Furthermore, your lack of self-confidence, and perhaps even self-disgust, will negatively affect your relationships and probably manifest in anxiety which will ultimately be even more debilitating.
- Binocular thinking
Binocular, or microscopic thinking, is where you blow every little thing out of proportion and make a drama out of nothing.
Your overblown reactions induce stress and can make you unbearable to be around because there is never any peace.
At the other end of the spectrum, you ignore the positive aspects about yourself and others, yet over-magnify errors and weaknesses in everything.
- Should do and must do thinking
If you are constantly having thoughts that you should do this and must do that, you are likely to riddle yourself with guilt and self-hate.
Even worse, is when thinking along these lines is directed at other people, even though your theory may be unrealistic.
In such cases you are setting yourself up for disappointment and your frustration will most likely lead to an argument that could otherwise have been avoided.
This type of thinking involves taking responsibility for everything that goes wrong, even when things are out of your control.
Guilt-ridden feelings and sayings like, “I should have been there for him,” are typical in mothers and wives.
The counter-delusion to this way of thinking is when we refuse to accept any blame on behalf of ourselves and accuse other people for things going wrong.
In both circumstances, you stunt personal development and generate negative feelings of stress and frustration.

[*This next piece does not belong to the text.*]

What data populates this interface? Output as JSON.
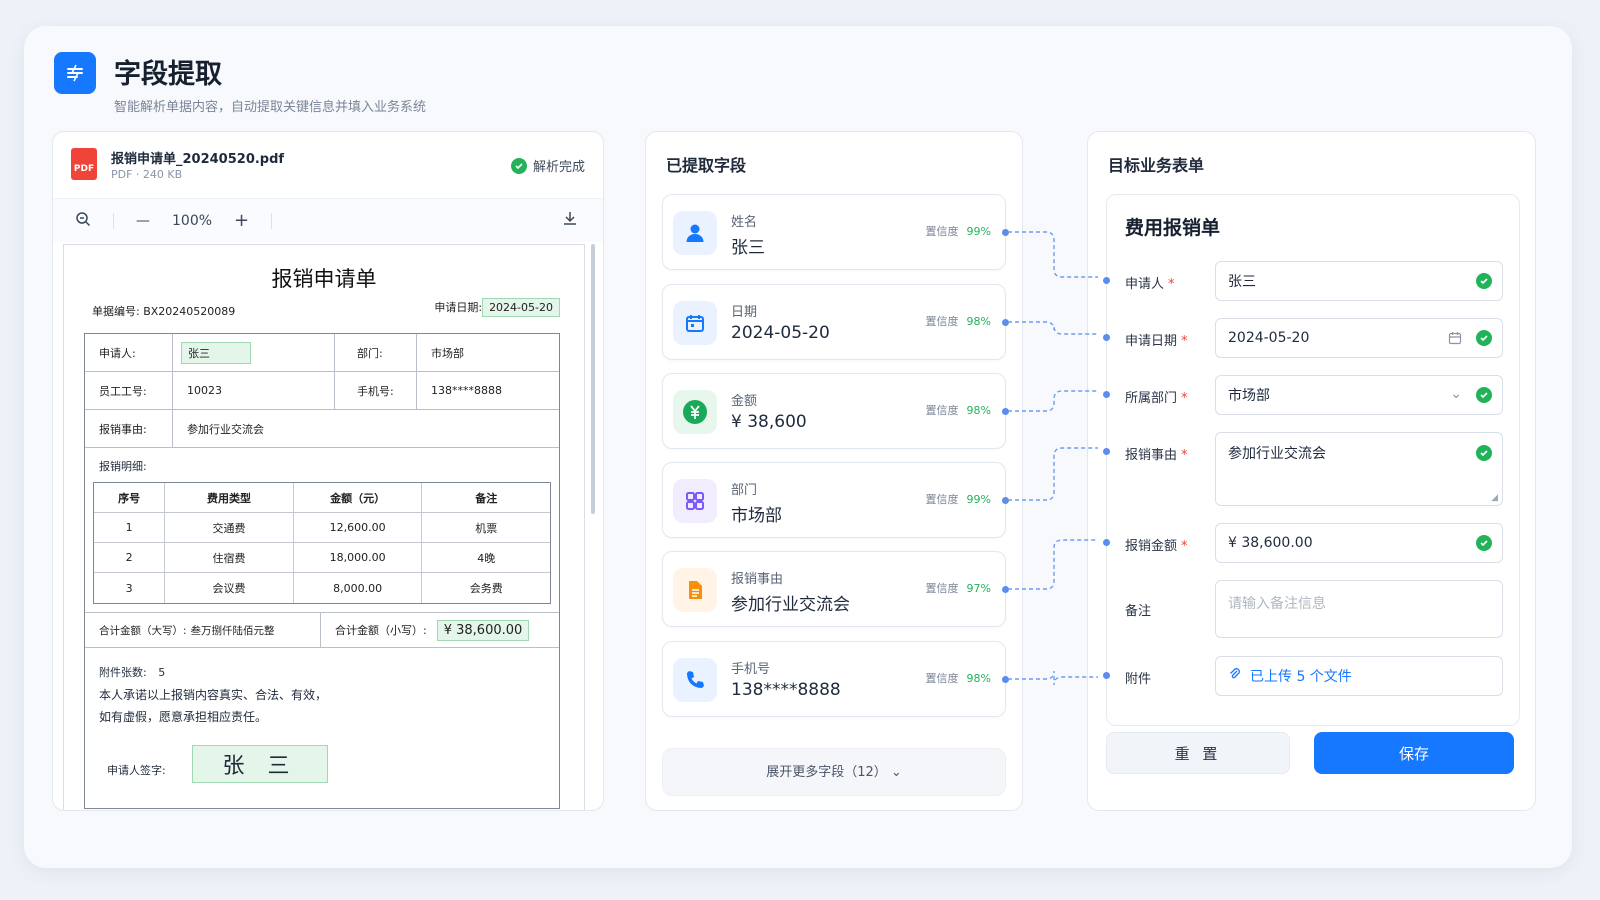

Solutions to prevent negative thinking
Negative thinking is not the result of depression, but the root. Therefore if you notice you fall foul of grand delusions on a daily basis, you need to address the cause of your depression.
The reason for your condition could stem back to childhood or adolescence without you realising it was there. If you are generally happy with work-life balance this is the most likely root.
It may be you are restless in a relationship or bored with your job, or you may have suffered a setback you have not recovered from yet.
Whatever the reason for being depressed, anxious, or suffering from other cognitive disorders that induce stress, there are plenty of ways to fix it. Taking up a new hobby, taking a break or changing your routine will help a little.
But the real work has to come from within. First of all, stop blaming and shaming yourself, try not to pass judgement over others and always look to find the positive in every situation rather than focusing on the negative.
You should also think about taking self-development lessons to help you identify weaknesses in your character and lines of thought so you can work on turning them into strengths whereby you will naturally feel better “in yourself.”